Cape Town - Nearly 10,000 cellphones have been confiscated from drivers by City of Cape Town officials, said Mayoral Committee Member for Safety and Security JP Smith on Tuesday.
“The numbers are staggering and an indication that many motorists still refuse to acknowledge the dangers of using cellular phones while driving,” said Smith.
Since the implementation of the impoundment policy came into effect in July 2012, an average of 3 155 cellphones have been confiscated annually from Cape Town drivers, totalling 9 465 by June 2015. The policy, a city traffic by-law, is in line with the National Road Traffic Act.
Smith said because of the risks related to driving while using a mobile device, he felt no sympathy for drivers whose phones were confiscated.

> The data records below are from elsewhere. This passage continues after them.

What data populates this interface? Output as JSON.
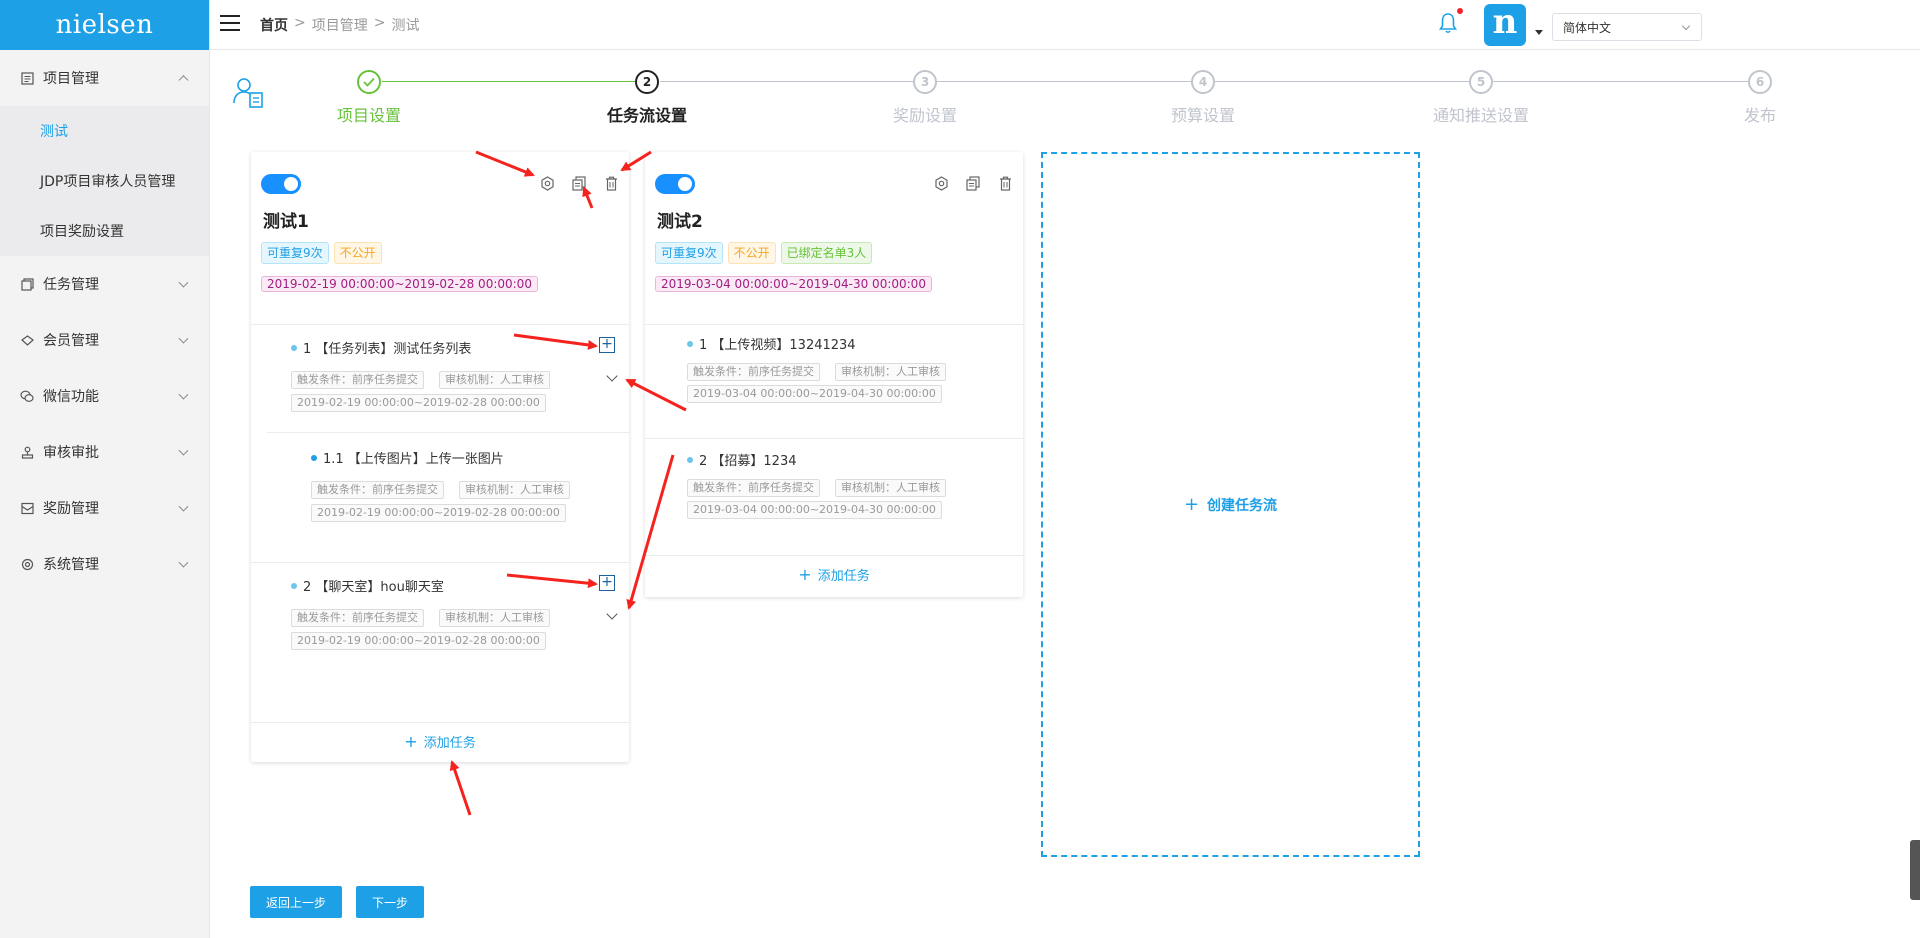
{
  "sidebar": {
    "logo": "nielsen",
    "menu": [
      {
        "label": "项目管理",
        "icon": "project-icon",
        "expanded": true,
        "children": [
          {
            "label": "测试",
            "active": true
          },
          {
            "label": "JDP项目审核人员管理"
          },
          {
            "label": "项目奖励设置"
          }
        ]
      },
      {
        "label": "任务管理",
        "icon": "task-icon"
      },
      {
        "label": "会员管理",
        "icon": "member-icon"
      },
      {
        "label": "微信功能",
        "icon": "wechat-icon"
      },
      {
        "label": "审核审批",
        "icon": "approval-icon"
      },
      {
        "label": "奖励管理",
        "icon": "reward-icon"
      },
      {
        "label": "系统管理",
        "icon": "settings-icon"
      }
    ]
  },
  "header": {
    "breadcrumb": [
      "首页",
      "项目管理",
      "测试"
    ],
    "separator": ">",
    "avatar_letter": "n",
    "language": "简体中文"
  },
  "steps": [
    {
      "index": "1",
      "label": "项目设置",
      "status": "done"
    },
    {
      "index": "2",
      "label": "任务流设置",
      "status": "active"
    },
    {
      "index": "3",
      "label": "奖励设置",
      "status": "pending"
    },
    {
      "index": "4",
      "label": "预算设置",
      "status": "pending"
    },
    {
      "index": "5",
      "label": "通知推送设置",
      "status": "pending"
    },
    {
      "index": "6",
      "label": "发布",
      "status": "pending"
    }
  ],
  "flows": [
    {
      "name": "测试1",
      "enabled": true,
      "tags": [
        "可重复9次",
        "不公开"
      ],
      "date_range": "2019-02-19 00:00:00~2019-02-28 00:00:00",
      "tasks": [
        {
          "title": "1 【任务列表】测试任务列表",
          "trigger": "触发条件：前序任务提交",
          "review": "审核机制：人工审核",
          "date": "2019-02-19 00:00:00~2019-02-28 00:00:00"
        },
        {
          "title": "1.1 【上传图片】上传一张图片",
          "trigger": "触发条件：前序任务提交",
          "review": "审核机制：人工审核",
          "date": "2019-02-19 00:00:00~2019-02-28 00:00:00"
        },
        {
          "title": "2 【聊天室】hou聊天室",
          "trigger": "触发条件：前序任务提交",
          "review": "审核机制：人工审核",
          "date": "2019-02-19 00:00:00~2019-02-28 00:00:00"
        }
      ],
      "add_task": "添加任务"
    },
    {
      "name": "测试2",
      "enabled": true,
      "tags": [
        "可重复9次",
        "不公开",
        "已绑定名单3人"
      ],
      "date_range": "2019-03-04 00:00:00~2019-04-30 00:00:00",
      "tasks": [
        {
          "title": "1 【上传视频】13241234",
          "trigger": "触发条件：前序任务提交",
          "review": "审核机制：人工审核",
          "date": "2019-03-04 00:00:00~2019-04-30 00:00:00"
        },
        {
          "title": "2 【招募】1234",
          "trigger": "触发条件：前序任务提交",
          "review": "审核机制：人工审核",
          "date": "2019-03-04 00:00:00~2019-04-30 00:00:00"
        }
      ],
      "add_task": "添加任务"
    }
  ],
  "create_flow": "创建任务流",
  "buttons": {
    "back": "返回上一步",
    "next": "下一步"
  },
  "colors": {
    "primary": "#1ea0e6",
    "success": "#67c23a",
    "annotation": "#f5231e"
  }
}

“Driving (whilst on the phone) is more dangerous than drunk driving and has become the leading cause of road death in many countries,” he said, “I therefore do not have an ounce of sympathy for motorists who have had the misfortune of being caught in the act by our officers”.
With only 4,182 motorists having reclaimed their phones, more than 2 500 phones are still impounded in Ndabeni and several thousand others in various traffic offices across the Cape.

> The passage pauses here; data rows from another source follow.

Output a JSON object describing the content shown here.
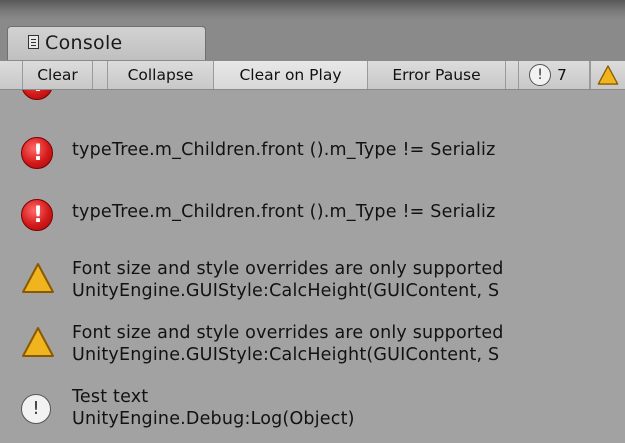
{
  "window": {
    "tab_title": "Console",
    "tab_icon": "console-document-icon"
  },
  "toolbar": {
    "clear_label": "Clear",
    "collapse_label": "Collapse",
    "clear_on_play_label": "Clear on Play",
    "error_pause_label": "Error Pause",
    "log_count": "7",
    "log_count_icon": "info-icon",
    "warning_count_icon": "warning-icon"
  },
  "log_entries": [
    {
      "type": "error",
      "icon": "error-icon",
      "line1": "typeTree.m_Children.front ().m_Type != Serializ",
      "line2": ""
    },
    {
      "type": "error",
      "icon": "error-icon",
      "line1": "typeTree.m_Children.front ().m_Type != Serializ",
      "line2": ""
    },
    {
      "type": "warning",
      "icon": "warning-icon",
      "line1": "Font size and style overrides are only supported",
      "line2": "UnityEngine.GUIStyle:CalcHeight(GUIContent, S"
    },
    {
      "type": "warning",
      "icon": "warning-icon",
      "line1": "Font size and style overrides are only supported",
      "line2": "UnityEngine.GUIStyle:CalcHeight(GUIContent, S"
    },
    {
      "type": "log",
      "icon": "info-icon",
      "line1": "Test text",
      "line2": "UnityEngine.Debug:Log(Object)"
    }
  ],
  "colors": {
    "error": "#d41a1a",
    "warning": "#f0b41e",
    "panel_background": "#a2a2a2"
  }
}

Motorists had to pay a R500 fine to be able to retrieve their devices from lock-up.
Smith explained that if phones were not collected within three months of confiscation, the City had the right to auction them off. However, this has not yet happened.
“We are navigating our way through unchartered territory in respect of the mobile devices, particularly relating to the issue of personal data that remains on the phone even with the removal of the SIM card,” he explained.

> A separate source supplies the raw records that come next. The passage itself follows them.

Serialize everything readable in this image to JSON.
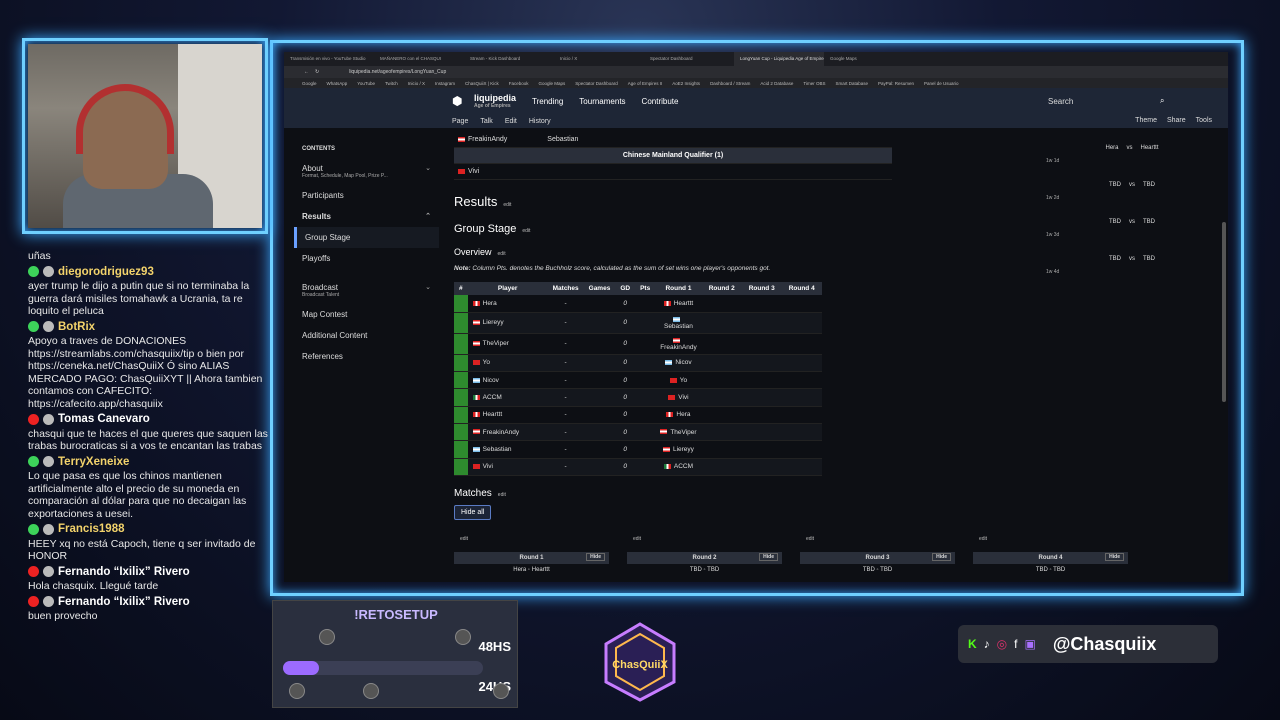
{
  "browser": {
    "tabs": [
      "Transmisión en vivo - YouTube Studio",
      "MAÑANERO con el CHASQUI",
      "Stream - Kick Dashboard",
      "Inicio / X",
      "Spectator Dashboard",
      "LongYuan Cup - Liquipedia Age of Empires",
      "Google Maps"
    ],
    "url": "liquipedia.net/ageofempires/LongYuan_Cup",
    "bookmarks": [
      "Google",
      "WhatsApp",
      "YouTube",
      "Twitch",
      "Inicio / X",
      "Instagram",
      "ChasQuiiX | Kick",
      "Facebook",
      "Google Maps",
      "Spectator Dashboard",
      "Age of Empires II",
      "AoE2 Insights",
      "Dashboard / Stream",
      "Acid 2 Database",
      "Timer OBS",
      "Smart Database",
      "PayPal: Resumen",
      "Panel de Usuario"
    ]
  },
  "liquipedia": {
    "logo": "liquipedia",
    "subtitle": "Age of Empires",
    "menu": [
      "Trending",
      "Tournaments",
      "Contribute"
    ],
    "search": "Search",
    "subnav": [
      "Page",
      "Talk",
      "Edit",
      "History"
    ],
    "subnav_right": [
      "Theme",
      "Share",
      "Tools"
    ]
  },
  "sidebar": {
    "contents": "CONTENTS",
    "about": "About",
    "about_sub": "Format, Schedule, Map Pool, Prize P...",
    "participants": "Participants",
    "results": "Results",
    "group_stage": "Group Stage",
    "playoffs": "Playoffs",
    "broadcast": "Broadcast",
    "broadcast_sub": "Broadcast Talent",
    "map_contest": "Map Contest",
    "additional": "Additional Content",
    "references": "References"
  },
  "qualifier": {
    "row1_player": "FreakinAndy",
    "row1_opp": "Sebastian",
    "title": "Chinese Mainland Qualifier (1)",
    "row2_player": "Vivi"
  },
  "main": {
    "results": "Results",
    "edit": "edit",
    "group_stage": "Group Stage",
    "overview": "Overview",
    "note_bold": "Note:",
    "note_text": " Column Pts. denotes the Buchholz score, calculated as the sum of set wins one player's opponents got.",
    "table_headers": [
      "#",
      "Player",
      "Matches",
      "Games",
      "GD",
      "Pts",
      "Round 1",
      "Round 2",
      "Round 3",
      "Round 4"
    ],
    "matches": "Matches",
    "hide_all": "Hide all"
  },
  "standings": [
    {
      "player": "Hera",
      "flag": "f-pe",
      "matches": "-",
      "gd": "0",
      "r1": "Hearttt",
      "r1flag": "f-pe"
    },
    {
      "player": "Liereyy",
      "flag": "f-at",
      "matches": "-",
      "gd": "0",
      "r1": "Sebastian",
      "r1flag": "f-ar"
    },
    {
      "player": "TheViper",
      "flag": "f-at",
      "matches": "-",
      "gd": "0",
      "r1": "FreakinAndy",
      "r1flag": "f-at"
    },
    {
      "player": "Yo",
      "flag": "f-cn",
      "matches": "-",
      "gd": "0",
      "r1": "Nicov",
      "r1flag": "f-ar"
    },
    {
      "player": "Nicov",
      "flag": "f-ar",
      "matches": "-",
      "gd": "0",
      "r1": "Yo",
      "r1flag": "f-cn"
    },
    {
      "player": "ACCM",
      "flag": "f-mx",
      "matches": "-",
      "gd": "0",
      "r1": "Vivi",
      "r1flag": "f-cn"
    },
    {
      "player": "Hearttt",
      "flag": "f-pe",
      "matches": "-",
      "gd": "0",
      "r1": "Hera",
      "r1flag": "f-pe"
    },
    {
      "player": "FreakinAndy",
      "flag": "f-at",
      "matches": "-",
      "gd": "0",
      "r1": "TheViper",
      "r1flag": "f-at"
    },
    {
      "player": "Sebastian",
      "flag": "f-ar",
      "matches": "-",
      "gd": "0",
      "r1": "Liereyy",
      "r1flag": "f-at"
    },
    {
      "player": "Vivi",
      "flag": "f-cn",
      "matches": "-",
      "gd": "0",
      "r1": "ACCM",
      "r1flag": "f-mx"
    }
  ],
  "rounds": [
    {
      "title": "Round 1",
      "hide": "Hide",
      "left": "Hera",
      "right": "Hearttt"
    },
    {
      "title": "Round 2",
      "hide": "Hide",
      "left": "TBD",
      "right": "TBD"
    },
    {
      "title": "Round 3",
      "hide": "Hide",
      "left": "TBD",
      "right": "TBD"
    },
    {
      "title": "Round 4",
      "hide": "Hide",
      "left": "TBD",
      "right": "TBD"
    }
  ],
  "right_panel": [
    {
      "left": "Hera",
      "vs": "vs",
      "right": "Hearttt",
      "time": "1w 1d"
    },
    {
      "left": "TBD",
      "vs": "vs",
      "right": "TBD",
      "time": "1w 2d"
    },
    {
      "left": "TBD",
      "vs": "vs",
      "right": "TBD",
      "time": "1w 3d"
    },
    {
      "left": "TBD",
      "vs": "vs",
      "right": "TBD",
      "time": "1w 4d"
    }
  ],
  "chat": [
    {
      "type": "text",
      "text": "uñas"
    },
    {
      "type": "user",
      "badge": "b-green",
      "name": "diegorodriguez93"
    },
    {
      "type": "text",
      "text": "ayer trump le dijo a putin que si no terminaba la guerra dará misiles tomahawk a Ucrania, ta re loquito el peluca"
    },
    {
      "type": "user",
      "badge": "b-green",
      "name": "BotRix"
    },
    {
      "type": "text",
      "text": "Apoyo a traves de DONACIONES https://streamlabs.com/chasquiix/tip o bien por https://ceneka.net/ChasQuiiX Ó sino ALIAS MERCADO PAGO: ChasQuiiXYT || Ahora tambien contamos con CAFECITO: https://cafecito.app/chasquiix"
    },
    {
      "type": "user",
      "badge": "b-red",
      "name": "Tomas Canevaro"
    },
    {
      "type": "text",
      "text": "chasqui que te haces el que queres que saquen las trabas burocraticas si a vos te encantan las trabas"
    },
    {
      "type": "user",
      "badge": "b-green",
      "name": "TerryXeneixe"
    },
    {
      "type": "text",
      "text": "Lo que pasa es que los chinos mantienen artificialmente alto el precio de su moneda en comparación al dólar para que no decaigan las exportaciones a uesei."
    },
    {
      "type": "user",
      "badge": "b-green",
      "name": "Francis1988"
    },
    {
      "type": "text",
      "text": "HEEY xq no está Capoch, tiene q ser invitado de HONOR"
    },
    {
      "type": "user",
      "badge": "b-red",
      "name": "Fernando “Ixilix” Rivero"
    },
    {
      "type": "text",
      "text": "Hola chasquix. Llegué tarde"
    },
    {
      "type": "user",
      "badge": "b-red",
      "name": "Fernando “Ixilix” Rivero"
    },
    {
      "type": "text",
      "text": "buen provecho"
    }
  ],
  "overlay": {
    "reto": "!RETOSETUP",
    "hs48": "48HS",
    "hs24": "24HS",
    "logo_text": "ChasQuiiX",
    "handle": "@Chasquiix",
    "progress": 0.18,
    "colors": {
      "neon": "#6fd0ff",
      "accent": "#9c6bff"
    }
  }
}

“We are awaiting the appointment of a service provider to assist with the removal of data from the handsets.”
Once the appointment was made, the City would begin the auctions.